Another weekend, another victory for Barcelona, another Lionel Messi hat-trick.
Barcelona's Lionel Messi is more than just a team player
Another weekend, another victory for Barcelona, another Lionel Messi hat-trick. Atletico Madrid were the vanquished visitors in front of another huge 90,000-plus crowd at Camp Nou on Saturday, with Messi again taking the plaudits to fire Barca to a 3-0 victory.
Barca fans are used to brilliance, but none have seen what they are watching now on such a consistent basis. There is a predictability to this side's power; fans arrive duly expecting to see every visiting team slain by a flurry of goals.
Cules (the fans) do not get behind the players because they do not need to - the team do all the work and the crowd has taken to performing Mexican waves on a weekly basis.
Barca are a team packed with stars and Spanish World Cup winners.
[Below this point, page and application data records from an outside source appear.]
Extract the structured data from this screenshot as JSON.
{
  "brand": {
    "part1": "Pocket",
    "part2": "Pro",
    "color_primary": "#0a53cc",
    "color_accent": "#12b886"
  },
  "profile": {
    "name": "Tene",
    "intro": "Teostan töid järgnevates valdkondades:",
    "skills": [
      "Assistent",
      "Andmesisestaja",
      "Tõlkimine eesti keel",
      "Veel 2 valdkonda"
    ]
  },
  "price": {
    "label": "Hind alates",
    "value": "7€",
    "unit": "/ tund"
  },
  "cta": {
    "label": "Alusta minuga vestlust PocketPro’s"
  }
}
They are confident without being arrogant. They do not brush away talk of winning the treble this season because they firmly believe they can do it. And with Messi in their midst, who can blame them?
The television highlights programmes from Saturday will show Messi's goals, the deft touches with his new luminous orange football boots.
They might show him making surging runs behind the Atletico defence, but to illustrate his all-round prowess, they should show how he out jumped the opposing defence to power a header towards the visiting goal.
Or how he sprinted back from the half-way line to the edge of his own 18-yard-box and won the ball from Sergio Aguero and the Brazilian Filipe, before dribbling out of danger.
Aguero, Messi's hugely talented Argentine international teammate, was made to look a fool. Maybe Messi, whose relationship with his countrymen and his performances for the national team have long been under scrutiny, was trying to prove a point.
While at Barca, Samuel Eto'o maintained that attack was the first line of the defence. The current team are magical exponents of that theory, but they are not all expected to run back to their own box as Messi did.
Barca's No 10 has now scored 24 league goals from 19 starts this season. In just half the 38 league games, he has already netted a figure which would have been enough to lift the Pichichi - Spain's top scorer award - in three different seasons since the Millennium.
His own 34 league-goal record for last term - the same tally which Ronaldo, the Brazilian forward, managed during one prolific season at Barca in 1996/97 - is under threat. As is the league's 38-goal record, held jointly by the legendary Athletic Bilbao striker Telmo Zarra and Hugo Sanchez, the former Real Madrid frontman.
Zarra, the Basque, was Spain's top scorer on six occasions between 1945 and 1953 and managed 38 goals in 1950/51. The only other player to hit 38 was Real Madrid's Sanchez, from Mexico, in 1989/90 and it is from Real's ranks that Messi's greatest challenge comes this season.
Another Ronaldo - Cristiano - Real's Portuguese talisman, has scored 25 so far and netted twice in the 4-1 triumph over Real Sociedad at the Bernabeu on Sunday. The pair are a massive 11 clear of Barca's David Villa in third.
Five of Ronaldo's strikes were penalties to Messi's two, but Messi is far more than a goal-scorer. He has made more assists (14) than any of his teammates and more than twice Ronaldo's six. He is a team player in every sense of the word, someone who teammates admire and respect rather than envy and seek to emulate.
His partnership with Villa is only five months old, but it is devastatingly effective, with the less lauded Spaniard more likely to cut inside from the wing and shoot, while many of Messi goals come from more central positions.
Barca can also hit from either side of the pitch, with Pedro on the other wing. Backed up by a peerless midfield, it is obvious why they are clear favourites to win every competition they have entered this season.